[image (c) Le service photo du Conseil général du Val-de-Marne]
In this post, Irene talks about her use of Pierre Bourdieu’s ideas in her successfully defended PhD – for more detail see her chapter in the forthcoming book Social Theory and Education Research….
In my PhD I explored adolescent students’ perceptions of parental influence and their dispositions to study mathematically-demanding courses in Higher Education, drawing on six family case studies’ interviews. I come from a background in Primary Education and Psychology and I never thought I would use a theory of sociology for my PhD. But I found Bourdieu’s theory useful for my thesis because it is widely applied in educational research for investigating parental influence especially in primary education, although it is not so common for exploring parental influence in adolescence. Thus, I used Bourdieu’s theory slightly differently from what other people did in the past. I did use most of his theoretical concepts: capital, habitus, practice and field but I also tried to extend Bourdieu’s theory in my thesis. I used some of his theoretical concepts, which are not so widely used, to theorise the phenomenon of ‘denial’ of parental influence from adolescent students. In my PhD I argued that parental influence is ‘misrecognised’ by adolescent students and their parents, and thus it could be a form of ‘symbolic violence’.

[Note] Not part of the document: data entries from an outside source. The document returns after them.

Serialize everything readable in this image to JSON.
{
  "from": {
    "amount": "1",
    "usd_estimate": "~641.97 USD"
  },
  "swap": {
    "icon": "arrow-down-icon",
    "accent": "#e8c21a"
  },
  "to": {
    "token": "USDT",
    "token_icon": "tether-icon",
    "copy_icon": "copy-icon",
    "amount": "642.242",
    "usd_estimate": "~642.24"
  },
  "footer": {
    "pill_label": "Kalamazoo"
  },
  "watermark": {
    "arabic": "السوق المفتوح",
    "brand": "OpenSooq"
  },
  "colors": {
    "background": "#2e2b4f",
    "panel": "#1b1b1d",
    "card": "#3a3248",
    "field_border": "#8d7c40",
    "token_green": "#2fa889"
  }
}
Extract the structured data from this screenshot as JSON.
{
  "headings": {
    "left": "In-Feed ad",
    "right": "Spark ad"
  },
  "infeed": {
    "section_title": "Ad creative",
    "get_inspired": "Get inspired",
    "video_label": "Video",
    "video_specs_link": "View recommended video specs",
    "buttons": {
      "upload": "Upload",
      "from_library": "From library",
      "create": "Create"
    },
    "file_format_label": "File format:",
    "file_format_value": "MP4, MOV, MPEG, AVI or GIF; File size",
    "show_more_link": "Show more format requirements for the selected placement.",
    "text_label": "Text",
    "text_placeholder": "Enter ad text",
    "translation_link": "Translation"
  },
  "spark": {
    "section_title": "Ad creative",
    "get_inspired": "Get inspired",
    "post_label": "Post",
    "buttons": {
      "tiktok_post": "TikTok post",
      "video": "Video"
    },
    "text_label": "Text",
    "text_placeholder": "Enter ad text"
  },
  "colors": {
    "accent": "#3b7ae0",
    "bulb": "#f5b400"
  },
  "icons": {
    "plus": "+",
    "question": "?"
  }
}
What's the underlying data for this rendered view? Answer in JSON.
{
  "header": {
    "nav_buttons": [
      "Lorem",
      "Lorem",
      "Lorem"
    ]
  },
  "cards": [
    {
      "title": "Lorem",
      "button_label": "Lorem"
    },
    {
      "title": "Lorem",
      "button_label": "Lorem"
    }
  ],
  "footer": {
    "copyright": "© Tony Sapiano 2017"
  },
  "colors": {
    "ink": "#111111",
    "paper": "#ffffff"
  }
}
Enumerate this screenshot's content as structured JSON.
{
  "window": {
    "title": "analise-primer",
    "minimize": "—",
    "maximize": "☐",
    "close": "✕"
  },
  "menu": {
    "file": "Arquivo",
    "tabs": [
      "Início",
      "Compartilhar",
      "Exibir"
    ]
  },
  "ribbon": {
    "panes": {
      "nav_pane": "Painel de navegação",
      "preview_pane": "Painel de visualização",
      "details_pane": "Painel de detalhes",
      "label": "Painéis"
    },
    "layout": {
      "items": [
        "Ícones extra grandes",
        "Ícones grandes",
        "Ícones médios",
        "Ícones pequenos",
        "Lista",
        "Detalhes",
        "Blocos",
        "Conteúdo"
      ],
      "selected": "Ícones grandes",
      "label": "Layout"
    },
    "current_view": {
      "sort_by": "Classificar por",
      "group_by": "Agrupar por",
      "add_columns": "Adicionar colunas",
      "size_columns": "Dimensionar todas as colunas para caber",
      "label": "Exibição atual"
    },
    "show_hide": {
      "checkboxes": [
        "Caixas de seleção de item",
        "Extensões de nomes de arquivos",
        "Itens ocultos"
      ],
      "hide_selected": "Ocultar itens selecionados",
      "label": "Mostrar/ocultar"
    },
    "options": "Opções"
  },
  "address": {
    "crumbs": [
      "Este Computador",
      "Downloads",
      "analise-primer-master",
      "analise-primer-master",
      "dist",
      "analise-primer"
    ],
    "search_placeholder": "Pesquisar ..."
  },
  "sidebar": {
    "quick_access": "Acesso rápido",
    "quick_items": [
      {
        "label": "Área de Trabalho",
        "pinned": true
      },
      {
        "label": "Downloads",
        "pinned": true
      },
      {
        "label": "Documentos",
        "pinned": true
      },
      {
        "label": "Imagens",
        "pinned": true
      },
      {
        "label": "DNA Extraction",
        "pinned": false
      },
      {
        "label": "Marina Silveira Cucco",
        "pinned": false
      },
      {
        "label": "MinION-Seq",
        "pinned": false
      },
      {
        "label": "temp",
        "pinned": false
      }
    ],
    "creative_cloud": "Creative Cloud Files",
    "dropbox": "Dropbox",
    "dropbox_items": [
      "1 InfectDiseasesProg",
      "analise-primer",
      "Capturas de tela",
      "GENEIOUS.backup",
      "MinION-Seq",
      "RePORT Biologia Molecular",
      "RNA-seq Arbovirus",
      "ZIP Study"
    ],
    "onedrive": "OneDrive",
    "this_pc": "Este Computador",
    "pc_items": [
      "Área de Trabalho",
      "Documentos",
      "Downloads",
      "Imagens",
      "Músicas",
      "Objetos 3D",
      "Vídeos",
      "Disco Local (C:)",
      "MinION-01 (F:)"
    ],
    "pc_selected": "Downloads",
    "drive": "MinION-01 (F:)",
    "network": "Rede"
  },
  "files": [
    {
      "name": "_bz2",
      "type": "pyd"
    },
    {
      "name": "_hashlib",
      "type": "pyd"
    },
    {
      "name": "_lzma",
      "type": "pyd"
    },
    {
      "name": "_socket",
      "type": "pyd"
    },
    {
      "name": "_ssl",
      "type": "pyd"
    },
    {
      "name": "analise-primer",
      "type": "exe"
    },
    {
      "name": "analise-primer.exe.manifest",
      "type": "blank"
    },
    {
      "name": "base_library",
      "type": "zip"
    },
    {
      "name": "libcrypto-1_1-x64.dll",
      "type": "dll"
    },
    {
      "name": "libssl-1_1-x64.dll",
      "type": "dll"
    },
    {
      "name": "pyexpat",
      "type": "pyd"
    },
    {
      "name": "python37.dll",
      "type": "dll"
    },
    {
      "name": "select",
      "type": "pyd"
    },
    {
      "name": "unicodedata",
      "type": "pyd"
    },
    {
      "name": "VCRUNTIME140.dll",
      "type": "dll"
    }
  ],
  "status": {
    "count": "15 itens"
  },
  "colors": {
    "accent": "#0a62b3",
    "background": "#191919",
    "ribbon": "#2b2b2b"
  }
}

Bourdieu wrote about symbolic violence in almost all his books: The Logic of Practice, Reproduction in Education, Society and Culture and Masculine Domination are only a few. He originally used the term to talk about symbolic violence exercised through the educational system to advantage the middle-class students and to disadvantage the working-class students: by legitimatising the dominant culture at school the working-class students are self-excluded from school (Bourdieu & Passeron, 1990).
But he also talked about symbolic violence between genders and generations. He argues that intergenerational relations are driven by the ‘logic of debt’ (Bourdieu, 1980) and those who possess more capital in a field can exercise symbolic violence ‘with the complicity of those who suffer from it’ (Bourdieu & Wacquant, 1992). Thus, I conceptualise a family as a field, where parents possess more capital than their children and are in the position to exercise symbolic violence on their children by making their capital available to them. I argue that the ‘denial’ of parental influence in adolescent students’ interviews regarding their educational choices for future studies in Higher Education, serves as a ‘misrecognition’ of parental influence.
And although all these might sound impressive I struggled with Bourdieu’s theory at first, and I read most of his books twice and maybe three times before I can say ‘I get it’! I was fortunate to participate in a Bourdieu reading group at the University of Manchester during my doctoral studies, which really helped me to clarify some of his terminology and the way people interpret his work. I hope this blog will be a place for interaction and will provide food for thought. I believe that only through discussing how social theory is applied in various contexts can someone be convinced of its value for educational research.